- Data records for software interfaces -
__________
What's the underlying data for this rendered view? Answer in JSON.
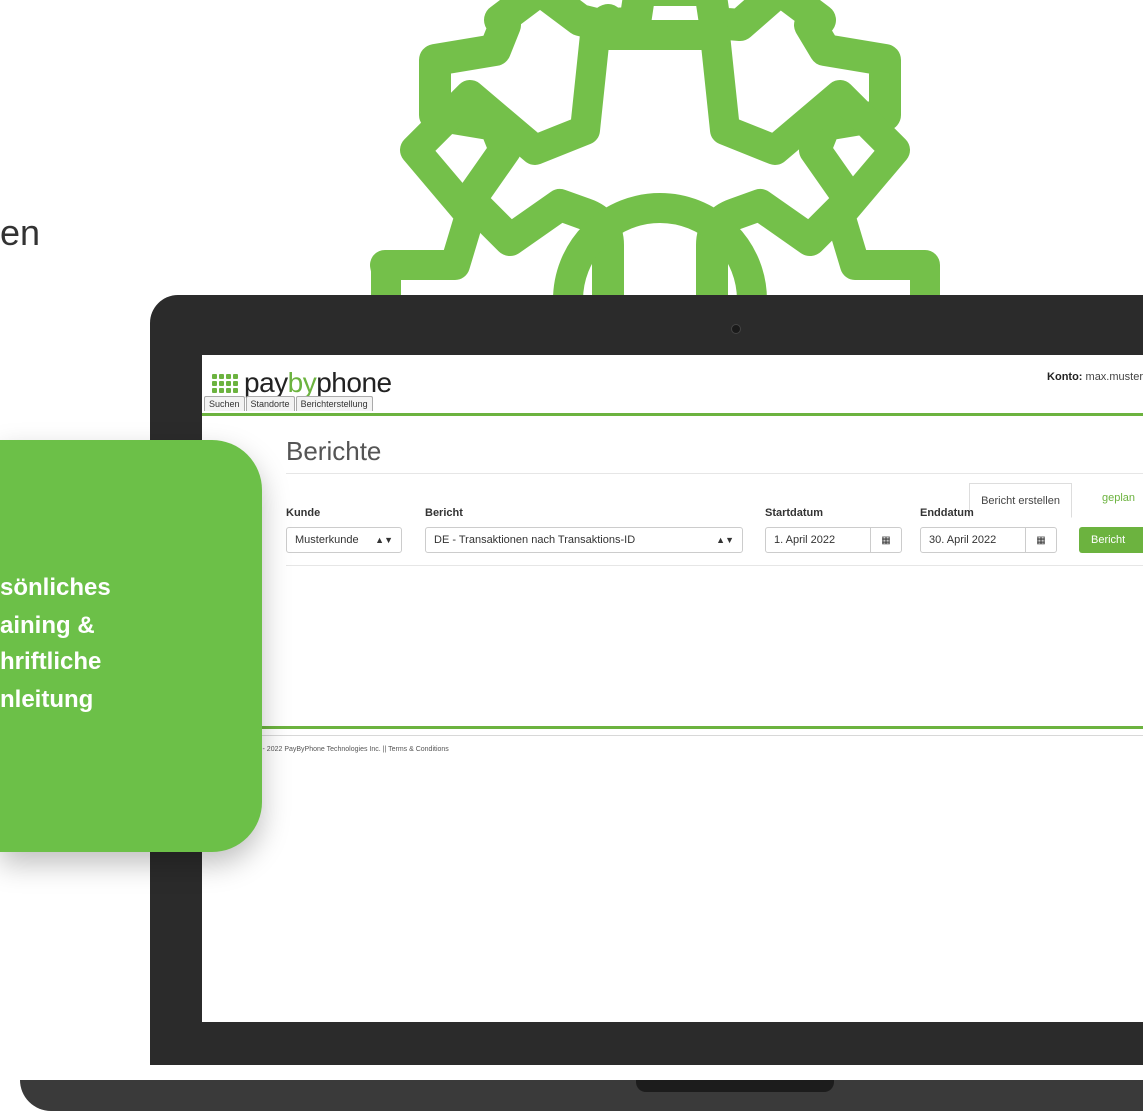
{
  "background_text": "en",
  "card": {
    "lines": [
      "sönliches",
      "aining &",
      "hriftliche",
      "nleitung"
    ]
  },
  "app": {
    "logo": {
      "part1": "pay",
      "part2": "by",
      "part3": "phone"
    },
    "account": {
      "label": "Konto:",
      "value": "max.muster"
    },
    "nav_tabs": [
      "Suchen",
      "Standorte",
      "Berichterstellung"
    ],
    "page_title": "Berichte",
    "tabs": {
      "create": "Bericht erstellen",
      "scheduled": "geplan"
    },
    "form": {
      "customer": {
        "label": "Kunde",
        "value": "Musterkunde"
      },
      "report": {
        "label": "Bericht",
        "value": "DE - Transaktionen nach Transaktions-ID"
      },
      "start": {
        "label": "Startdatum",
        "value": "1. April 2022"
      },
      "end": {
        "label": "Enddatum",
        "value": "30. April 2022"
      },
      "submit": "Bericht"
    },
    "footer": "Copyright © 2005 - 2022 PayByPhone Technologies Inc. || Terms & Conditions"
  },
  "colors": {
    "accent": "#6cb33f",
    "card": "#6cc048",
    "laptop": "#2b2b2b"
  }
}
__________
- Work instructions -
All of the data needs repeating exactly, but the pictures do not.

- Response to the task -
What's the underlying data for this rendered view? Answer in JSON.
{
  "background_text": "en",
  "card": {
    "lines": [
      "sönliches",
      "aining &",
      "hriftliche",
      "nleitung"
    ]
  },
  "app": {
    "logo": {
      "part1": "pay",
      "part2": "by",
      "part3": "phone"
    },
    "account": {
      "label": "Konto:",
      "value": "max.muster"
    },
    "nav_tabs": [
      "Suchen",
      "Standorte",
      "Berichterstellung"
    ],
    "page_title": "Berichte",
    "tabs": {
      "create": "Bericht erstellen",
      "scheduled": "geplan"
    },
    "form": {
      "customer": {
        "label": "Kunde",
        "value": "Musterkunde"
      },
      "report": {
        "label": "Bericht",
        "value": "DE - Transaktionen nach Transaktions-ID"
      },
      "start": {
        "label": "Startdatum",
        "value": "1. April 2022"
      },
      "end": {
        "label": "Enddatum",
        "value": "30. April 2022"
      },
      "submit": "Bericht"
    },
    "footer": "Copyright © 2005 - 2022 PayByPhone Technologies Inc. || Terms & Conditions"
  },
  "colors": {
    "accent": "#6cb33f",
    "card": "#6cc048",
    "laptop": "#2b2b2b"
  }
}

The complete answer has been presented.